(Brief):
Repeat the data in full and exactly. Leave the pictures out.
[Supplied information — start]
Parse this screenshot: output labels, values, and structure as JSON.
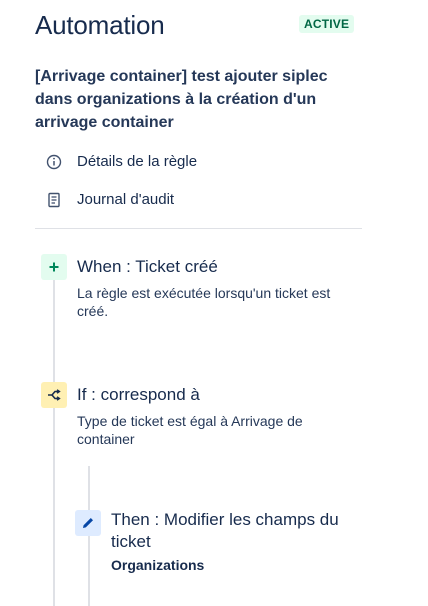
{
  "header": {
    "title": "Automation",
    "status_badge": "ACTIVE"
  },
  "rule": {
    "name": "[Arrivage container] test ajouter siplec dans organizations à la création d'un arrivage container"
  },
  "nav": {
    "items": [
      {
        "label": "Détails de la règle",
        "icon": "info-icon"
      },
      {
        "label": "Journal d'audit",
        "icon": "document-icon"
      }
    ]
  },
  "steps": {
    "trigger": {
      "title": "When : Ticket créé",
      "description": "La règle est exécutée lorsqu'un ticket est créé.",
      "icon": "plus-icon"
    },
    "condition": {
      "title": "If : correspond à",
      "description": "Type de ticket est égal à Arrivage de container",
      "icon": "branch-icon"
    },
    "action": {
      "title": "Then : Modifier les champs du ticket",
      "field": "Organizations",
      "icon": "pencil-icon"
    }
  },
  "colors": {
    "badge_bg": "#e3fcef",
    "badge_text": "#006644",
    "trigger_icon_bg": "#e3fcef",
    "condition_icon_bg": "#fff0b3",
    "action_icon_bg": "#deebff"
  }
}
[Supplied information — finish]
(Output of the exercise):
Parse this screenshot: output labels, values, and structure as JSON.
{
  "header": {
    "title": "Automation",
    "status_badge": "ACTIVE"
  },
  "rule": {
    "name": "[Arrivage container] test ajouter siplec dans organizations à la création d'un arrivage container"
  },
  "nav": {
    "items": [
      {
        "label": "Détails de la règle",
        "icon": "info-icon"
      },
      {
        "label": "Journal d'audit",
        "icon": "document-icon"
      }
    ]
  },
  "steps": {
    "trigger": {
      "title": "When : Ticket créé",
      "description": "La règle est exécutée lorsqu'un ticket est créé.",
      "icon": "plus-icon"
    },
    "condition": {
      "title": "If : correspond à",
      "description": "Type de ticket est égal à Arrivage de container",
      "icon": "branch-icon"
    },
    "action": {
      "title": "Then : Modifier les champs du ticket",
      "field": "Organizations",
      "icon": "pencil-icon"
    }
  },
  "colors": {
    "badge_bg": "#e3fcef",
    "badge_text": "#006644",
    "trigger_icon_bg": "#e3fcef",
    "condition_icon_bg": "#fff0b3",
    "action_icon_bg": "#deebff"
  }
}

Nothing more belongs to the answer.